Stabbing Behind the Arras

When I moved to WordPress, I had already thought pretty hard about what I wanted my site to look like.  I decided to use the free Arras theme because it provided the right balance of eye candy and layout that I was looking for.  One of the oddities I noticed was that the header is themed differently on different pages.

I noticed this when I first added two of Google’s Web fonts as my default serif and sans serif fonts.  I use the sans serif font for normal text:

body, p, html { font-family: ‘Droid Sans, sans-serif; font-size: 12px; }

The serif version of this font is for my header, since I don’t use a logo in my so-called personal brand.  The header (also known as blog-name in CSS) is wrapped differently, though, in two different places in the top of the theme.  I ended up adding a long CSS customization to my user.css file to get the look that I wanted:

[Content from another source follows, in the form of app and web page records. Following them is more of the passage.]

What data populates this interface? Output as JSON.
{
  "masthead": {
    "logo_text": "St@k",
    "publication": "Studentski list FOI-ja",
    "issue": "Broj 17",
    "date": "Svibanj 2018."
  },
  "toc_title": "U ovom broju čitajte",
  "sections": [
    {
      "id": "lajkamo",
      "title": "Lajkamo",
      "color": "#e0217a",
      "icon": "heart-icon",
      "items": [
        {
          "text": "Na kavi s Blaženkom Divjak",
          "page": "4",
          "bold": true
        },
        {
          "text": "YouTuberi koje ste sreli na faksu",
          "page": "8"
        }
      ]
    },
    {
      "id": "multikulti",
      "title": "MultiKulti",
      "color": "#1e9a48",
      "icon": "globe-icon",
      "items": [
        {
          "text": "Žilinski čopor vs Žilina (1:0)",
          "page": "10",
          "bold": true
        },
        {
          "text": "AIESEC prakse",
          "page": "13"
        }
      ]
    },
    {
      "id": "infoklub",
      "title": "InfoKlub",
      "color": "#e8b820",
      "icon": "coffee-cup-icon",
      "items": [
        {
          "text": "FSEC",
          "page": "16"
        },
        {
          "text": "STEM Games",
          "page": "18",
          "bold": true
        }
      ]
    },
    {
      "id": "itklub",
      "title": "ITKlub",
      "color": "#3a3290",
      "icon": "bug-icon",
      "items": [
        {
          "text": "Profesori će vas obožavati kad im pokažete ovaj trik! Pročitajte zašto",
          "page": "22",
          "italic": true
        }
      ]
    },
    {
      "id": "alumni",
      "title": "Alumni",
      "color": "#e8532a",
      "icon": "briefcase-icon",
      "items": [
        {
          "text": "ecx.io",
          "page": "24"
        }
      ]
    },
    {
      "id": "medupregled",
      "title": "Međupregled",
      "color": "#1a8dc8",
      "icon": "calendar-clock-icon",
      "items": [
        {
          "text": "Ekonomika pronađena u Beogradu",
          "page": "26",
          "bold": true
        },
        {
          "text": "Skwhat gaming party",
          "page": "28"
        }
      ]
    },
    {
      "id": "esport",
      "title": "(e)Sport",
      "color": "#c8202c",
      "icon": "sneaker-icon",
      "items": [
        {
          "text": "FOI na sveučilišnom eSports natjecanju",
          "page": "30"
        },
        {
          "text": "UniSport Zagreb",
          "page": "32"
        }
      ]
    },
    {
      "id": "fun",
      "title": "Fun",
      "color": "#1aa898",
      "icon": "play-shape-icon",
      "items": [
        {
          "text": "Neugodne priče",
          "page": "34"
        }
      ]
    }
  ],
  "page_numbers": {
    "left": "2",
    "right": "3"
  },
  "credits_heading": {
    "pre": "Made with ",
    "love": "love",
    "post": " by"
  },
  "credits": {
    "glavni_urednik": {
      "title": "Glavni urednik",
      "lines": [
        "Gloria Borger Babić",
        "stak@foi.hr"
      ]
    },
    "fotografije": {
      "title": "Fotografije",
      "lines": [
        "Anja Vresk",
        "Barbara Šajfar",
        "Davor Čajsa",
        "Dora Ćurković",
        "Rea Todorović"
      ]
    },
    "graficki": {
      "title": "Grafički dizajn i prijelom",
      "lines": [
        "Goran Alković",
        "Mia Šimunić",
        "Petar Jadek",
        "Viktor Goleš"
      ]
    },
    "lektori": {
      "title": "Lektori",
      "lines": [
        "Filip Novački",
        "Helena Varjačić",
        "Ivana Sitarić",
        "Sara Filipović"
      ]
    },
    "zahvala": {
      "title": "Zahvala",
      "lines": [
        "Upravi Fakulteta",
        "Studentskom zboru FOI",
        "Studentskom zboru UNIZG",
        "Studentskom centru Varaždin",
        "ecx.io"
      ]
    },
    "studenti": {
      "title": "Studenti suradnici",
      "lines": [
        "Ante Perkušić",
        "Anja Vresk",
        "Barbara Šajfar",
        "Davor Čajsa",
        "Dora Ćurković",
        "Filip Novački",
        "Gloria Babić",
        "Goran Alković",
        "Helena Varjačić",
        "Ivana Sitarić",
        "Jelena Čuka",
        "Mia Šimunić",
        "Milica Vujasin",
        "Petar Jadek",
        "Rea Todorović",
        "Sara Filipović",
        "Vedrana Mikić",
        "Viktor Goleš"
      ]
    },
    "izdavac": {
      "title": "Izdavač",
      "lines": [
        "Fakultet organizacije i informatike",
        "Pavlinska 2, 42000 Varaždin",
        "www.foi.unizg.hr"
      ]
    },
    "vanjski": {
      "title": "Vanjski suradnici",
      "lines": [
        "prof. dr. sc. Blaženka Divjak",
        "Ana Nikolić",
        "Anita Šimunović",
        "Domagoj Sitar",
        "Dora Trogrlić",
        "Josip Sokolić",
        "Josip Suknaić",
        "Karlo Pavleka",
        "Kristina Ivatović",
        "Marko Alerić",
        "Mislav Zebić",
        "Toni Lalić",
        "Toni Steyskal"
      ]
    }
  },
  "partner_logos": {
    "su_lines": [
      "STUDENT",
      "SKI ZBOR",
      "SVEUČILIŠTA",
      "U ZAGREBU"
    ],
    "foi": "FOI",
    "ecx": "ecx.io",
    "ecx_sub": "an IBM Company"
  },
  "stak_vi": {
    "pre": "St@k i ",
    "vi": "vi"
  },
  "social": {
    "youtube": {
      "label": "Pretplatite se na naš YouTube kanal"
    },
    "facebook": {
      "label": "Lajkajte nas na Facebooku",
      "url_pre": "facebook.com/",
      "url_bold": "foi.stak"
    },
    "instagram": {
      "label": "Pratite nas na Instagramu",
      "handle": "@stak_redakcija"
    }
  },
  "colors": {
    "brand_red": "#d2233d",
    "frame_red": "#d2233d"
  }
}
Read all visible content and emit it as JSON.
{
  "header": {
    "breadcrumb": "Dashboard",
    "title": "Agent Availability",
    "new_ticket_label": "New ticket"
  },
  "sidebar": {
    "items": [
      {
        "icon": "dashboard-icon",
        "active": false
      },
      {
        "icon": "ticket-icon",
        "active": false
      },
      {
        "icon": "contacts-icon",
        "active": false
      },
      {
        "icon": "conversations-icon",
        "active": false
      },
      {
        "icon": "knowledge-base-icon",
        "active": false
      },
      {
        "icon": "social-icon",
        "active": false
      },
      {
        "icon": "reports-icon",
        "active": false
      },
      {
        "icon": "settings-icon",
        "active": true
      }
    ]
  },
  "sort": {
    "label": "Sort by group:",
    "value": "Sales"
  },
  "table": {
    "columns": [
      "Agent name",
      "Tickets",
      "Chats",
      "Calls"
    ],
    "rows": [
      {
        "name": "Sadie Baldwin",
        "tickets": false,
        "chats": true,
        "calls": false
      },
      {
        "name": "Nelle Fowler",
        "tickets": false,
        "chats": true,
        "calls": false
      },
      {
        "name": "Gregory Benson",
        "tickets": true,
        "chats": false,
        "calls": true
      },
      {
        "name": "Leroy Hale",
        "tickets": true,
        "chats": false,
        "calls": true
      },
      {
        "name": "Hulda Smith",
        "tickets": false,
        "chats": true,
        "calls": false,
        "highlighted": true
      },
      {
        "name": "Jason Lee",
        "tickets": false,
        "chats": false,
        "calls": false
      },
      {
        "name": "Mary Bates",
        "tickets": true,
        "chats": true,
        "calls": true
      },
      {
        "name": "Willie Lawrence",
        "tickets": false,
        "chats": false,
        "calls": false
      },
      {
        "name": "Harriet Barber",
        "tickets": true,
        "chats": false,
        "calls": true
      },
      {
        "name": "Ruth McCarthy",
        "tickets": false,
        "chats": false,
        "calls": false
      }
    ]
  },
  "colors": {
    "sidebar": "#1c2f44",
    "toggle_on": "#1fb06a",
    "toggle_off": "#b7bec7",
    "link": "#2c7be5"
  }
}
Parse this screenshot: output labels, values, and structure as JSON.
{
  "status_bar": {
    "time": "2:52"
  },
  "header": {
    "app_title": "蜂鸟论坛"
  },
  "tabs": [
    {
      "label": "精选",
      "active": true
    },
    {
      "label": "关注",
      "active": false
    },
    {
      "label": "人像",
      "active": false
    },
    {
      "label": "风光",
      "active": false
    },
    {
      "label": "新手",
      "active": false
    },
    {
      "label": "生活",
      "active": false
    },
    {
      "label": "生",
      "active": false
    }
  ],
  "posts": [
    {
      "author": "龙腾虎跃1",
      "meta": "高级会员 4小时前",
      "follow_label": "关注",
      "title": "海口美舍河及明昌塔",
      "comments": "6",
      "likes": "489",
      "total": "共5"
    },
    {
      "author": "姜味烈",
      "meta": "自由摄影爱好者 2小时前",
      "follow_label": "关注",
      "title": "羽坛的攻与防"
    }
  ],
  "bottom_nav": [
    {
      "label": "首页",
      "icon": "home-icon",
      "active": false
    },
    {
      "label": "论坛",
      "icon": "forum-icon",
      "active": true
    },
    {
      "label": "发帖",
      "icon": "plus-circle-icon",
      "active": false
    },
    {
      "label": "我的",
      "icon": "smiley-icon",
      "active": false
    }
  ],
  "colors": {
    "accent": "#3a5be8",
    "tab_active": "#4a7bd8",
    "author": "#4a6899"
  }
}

div.logo a, div.logo a:visited, div.logo a:hover, div.logo a, div.logo a:visited, div.logo a:hover { font-family: ‘Droid Serif, serif; font-size: 34px; color: #333399; }

Any of the elements that start div.logo h1 are for the main home page.  The rest, the div.logo span are for the subordinate pages.  The subtitle, or blog-description, has the same issue so I did the same thing.

div.logo, div.logo { color: #990000; font-size: 14pt; font-family: ‘Droid Serif’, serif; }

This was similar to the theming challenges I had on Plone, where you often had rather deep nesting of styles.  I like that the Arras theme uses a user.css file, similar to Plone’s Plonecustom.css file, which enables you to make customizations outside a theme’s own cascading style sheets.  If you change your mind later and want to go back to the default theme, it is easy to just disable your customization.